writing on the white-washed walls,
higo, granada, mango, fruits of his other life
that crossed idioms, hemispheres,
the dry orchards of Sinai, Sonora.
At the dinner table, no one could say a word
for fear of breaking the spell,
razing the strange house he'd been living in.
On the day he left for the big city,
I saw him under the full-leafed maple
reciting Verde, que te quiero verde,
as if he'd known it all his life,
as if he felt a green
more green now than any other.
-from Dear Gravity
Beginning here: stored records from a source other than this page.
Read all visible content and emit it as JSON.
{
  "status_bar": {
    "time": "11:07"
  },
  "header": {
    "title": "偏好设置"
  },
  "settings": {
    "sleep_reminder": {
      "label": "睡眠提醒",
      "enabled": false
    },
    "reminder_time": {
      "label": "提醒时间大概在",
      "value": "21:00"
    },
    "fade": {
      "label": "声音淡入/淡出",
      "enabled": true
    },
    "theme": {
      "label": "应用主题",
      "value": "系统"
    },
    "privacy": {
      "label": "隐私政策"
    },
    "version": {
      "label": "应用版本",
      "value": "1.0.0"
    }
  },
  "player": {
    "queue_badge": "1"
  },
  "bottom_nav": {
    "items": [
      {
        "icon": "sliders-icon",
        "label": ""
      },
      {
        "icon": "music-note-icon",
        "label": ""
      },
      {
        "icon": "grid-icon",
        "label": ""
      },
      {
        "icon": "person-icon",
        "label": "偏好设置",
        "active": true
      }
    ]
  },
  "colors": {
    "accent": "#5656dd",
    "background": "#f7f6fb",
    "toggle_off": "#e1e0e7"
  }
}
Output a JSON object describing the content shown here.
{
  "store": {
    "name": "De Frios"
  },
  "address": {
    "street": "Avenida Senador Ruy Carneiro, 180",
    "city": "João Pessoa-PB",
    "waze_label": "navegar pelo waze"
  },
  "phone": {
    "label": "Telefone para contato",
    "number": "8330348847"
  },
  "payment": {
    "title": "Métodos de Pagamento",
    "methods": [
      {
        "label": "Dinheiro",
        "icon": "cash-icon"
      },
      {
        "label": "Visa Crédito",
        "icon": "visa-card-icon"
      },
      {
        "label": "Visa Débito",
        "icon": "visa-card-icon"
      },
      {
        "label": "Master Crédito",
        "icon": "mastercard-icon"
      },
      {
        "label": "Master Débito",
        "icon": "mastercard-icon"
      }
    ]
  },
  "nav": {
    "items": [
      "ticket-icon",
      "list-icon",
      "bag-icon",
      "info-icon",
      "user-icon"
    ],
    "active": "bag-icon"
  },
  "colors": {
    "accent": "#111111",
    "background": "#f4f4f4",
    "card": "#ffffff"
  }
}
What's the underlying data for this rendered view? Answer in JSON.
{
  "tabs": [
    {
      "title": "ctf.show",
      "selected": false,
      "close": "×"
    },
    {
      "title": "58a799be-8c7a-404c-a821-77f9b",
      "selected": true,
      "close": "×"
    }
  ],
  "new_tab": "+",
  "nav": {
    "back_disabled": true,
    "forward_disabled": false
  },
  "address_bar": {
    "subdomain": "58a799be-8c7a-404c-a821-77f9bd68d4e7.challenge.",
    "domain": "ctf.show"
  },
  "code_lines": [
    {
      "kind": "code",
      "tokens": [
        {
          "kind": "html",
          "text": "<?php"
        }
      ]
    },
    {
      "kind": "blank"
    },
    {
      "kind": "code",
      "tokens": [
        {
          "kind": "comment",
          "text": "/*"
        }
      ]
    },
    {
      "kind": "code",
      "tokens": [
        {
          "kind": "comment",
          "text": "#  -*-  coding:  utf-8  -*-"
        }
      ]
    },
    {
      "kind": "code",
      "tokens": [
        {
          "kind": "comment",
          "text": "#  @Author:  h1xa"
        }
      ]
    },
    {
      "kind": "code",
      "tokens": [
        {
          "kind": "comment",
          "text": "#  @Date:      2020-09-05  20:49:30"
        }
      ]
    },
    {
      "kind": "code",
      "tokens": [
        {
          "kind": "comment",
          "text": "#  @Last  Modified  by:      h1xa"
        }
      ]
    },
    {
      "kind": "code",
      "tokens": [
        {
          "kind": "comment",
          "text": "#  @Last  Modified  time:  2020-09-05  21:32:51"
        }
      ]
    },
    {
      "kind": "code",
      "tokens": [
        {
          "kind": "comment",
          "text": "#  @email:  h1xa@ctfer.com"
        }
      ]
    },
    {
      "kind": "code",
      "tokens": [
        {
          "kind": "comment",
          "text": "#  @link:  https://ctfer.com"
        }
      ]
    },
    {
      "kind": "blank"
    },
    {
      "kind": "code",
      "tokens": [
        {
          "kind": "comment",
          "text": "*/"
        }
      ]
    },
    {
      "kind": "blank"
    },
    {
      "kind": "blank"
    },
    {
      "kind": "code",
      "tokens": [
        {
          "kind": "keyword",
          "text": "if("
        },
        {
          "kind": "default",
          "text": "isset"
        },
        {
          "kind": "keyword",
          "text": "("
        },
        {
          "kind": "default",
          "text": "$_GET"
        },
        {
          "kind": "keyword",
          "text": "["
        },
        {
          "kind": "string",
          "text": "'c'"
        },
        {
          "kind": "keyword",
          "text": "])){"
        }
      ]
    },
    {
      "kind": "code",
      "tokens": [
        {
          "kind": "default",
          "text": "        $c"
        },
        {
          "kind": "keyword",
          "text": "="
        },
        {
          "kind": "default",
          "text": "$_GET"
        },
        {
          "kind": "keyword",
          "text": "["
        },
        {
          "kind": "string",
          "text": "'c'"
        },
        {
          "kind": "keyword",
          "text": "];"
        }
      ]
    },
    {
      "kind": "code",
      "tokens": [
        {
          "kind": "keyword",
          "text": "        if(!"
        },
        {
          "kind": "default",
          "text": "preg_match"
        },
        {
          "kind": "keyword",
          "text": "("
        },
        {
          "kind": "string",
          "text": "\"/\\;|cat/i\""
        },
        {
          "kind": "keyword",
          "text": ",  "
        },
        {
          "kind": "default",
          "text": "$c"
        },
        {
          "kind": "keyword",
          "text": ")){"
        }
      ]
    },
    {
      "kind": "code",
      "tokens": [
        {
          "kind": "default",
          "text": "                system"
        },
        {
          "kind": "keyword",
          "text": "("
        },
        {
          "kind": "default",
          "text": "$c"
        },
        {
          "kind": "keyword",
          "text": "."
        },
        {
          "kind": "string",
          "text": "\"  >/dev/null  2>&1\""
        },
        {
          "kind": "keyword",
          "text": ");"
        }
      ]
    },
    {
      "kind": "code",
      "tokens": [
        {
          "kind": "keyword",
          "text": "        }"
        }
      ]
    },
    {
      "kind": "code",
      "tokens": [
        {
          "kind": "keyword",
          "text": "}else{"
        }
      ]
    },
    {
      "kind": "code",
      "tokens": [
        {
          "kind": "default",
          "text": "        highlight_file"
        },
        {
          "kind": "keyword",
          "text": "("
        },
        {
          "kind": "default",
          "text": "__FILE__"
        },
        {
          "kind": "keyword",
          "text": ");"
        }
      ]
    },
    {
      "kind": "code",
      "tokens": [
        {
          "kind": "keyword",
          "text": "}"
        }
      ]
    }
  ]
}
PROMPT: "Sailing to Lebanon" is a poem of departure, from one's home as well as from one's "sense" of home, one's identity, the essential element that makes us who we are. Robert Frost defines home in his poem "The Death of the Hired Man" as "the place where when you have to go there, / they have to take you in." In "Sailing to Lebanon," Gregory Djanikian's definition is a little different, a bit more mysterious and, perhaps, dangerous. Think about home and what that word means to you. How do you define home? Is home a place, a person, an idea, a thing that can't be defined? Start your writing by simply listing various definitions/interpretations of "home." Then select one of these definitions and explore an instance you left it. Maybe you ran away from home. Maybe you ended a relationship with a friend. Maybe you abandoned your past for a more hopeful future. Were you leaving for good? What pushed you away? Who was with you? Did you know you were returning at the time or not? Did you ever return? And, as always, enjoy.
BIO: Born in Alexandria, Egypt of Armenian parentage, Gregory Djanikian came to the United States when he was 8 years old and spent his boyhood in Williamsport, PA. He is a graduate of the Syracuse University writing program and is past Director of Creative Writing at the University of Pennsylvania where he was an undergraduate and where he now teaches poetry workshops. He is the author of six collections of poetry, The Man in the Middle, Falling Deeply into America, About Distance, Years Later, So I Will Till the Ground, and, most recently, Dear Gravity. He has been awarded a National Endowment of the Arts Fellowship, two prizes from Poetry magazine (the Eunice Tietjens Prize, and Friends of Literature Prize), the Anahid Literary Award from the Armenian Center at Columbia University, and multiple residencies at Yaddo.
His poems have appeared in The American Poetry Review, The American Scholar, Boulevard, The Georgia Review, The Iowa Review, Poetry, Poetry Northwest, Shenandoah, TriQuarterly, and numerous other periodicals and anthologies including Best American Poetry, Good Poems, American Places (Viking), Killer Verse: Poems of Murder and Mayhem (Knopf), Seriously Funny (Georgia), Becoming Americas: Four Centuries of Immigrant Writing (Library of America), Poem in Your Pocket (The Academy of American Poets), Language for a New Century: Contemporary Poetry from the Middle East, Asia & Beyond (Norton), 180 More: Extraordinary Poems for Every Day (Random House), among others.
He lives outside of Philadelphia, PA with his wife, artist Alysa Bennett.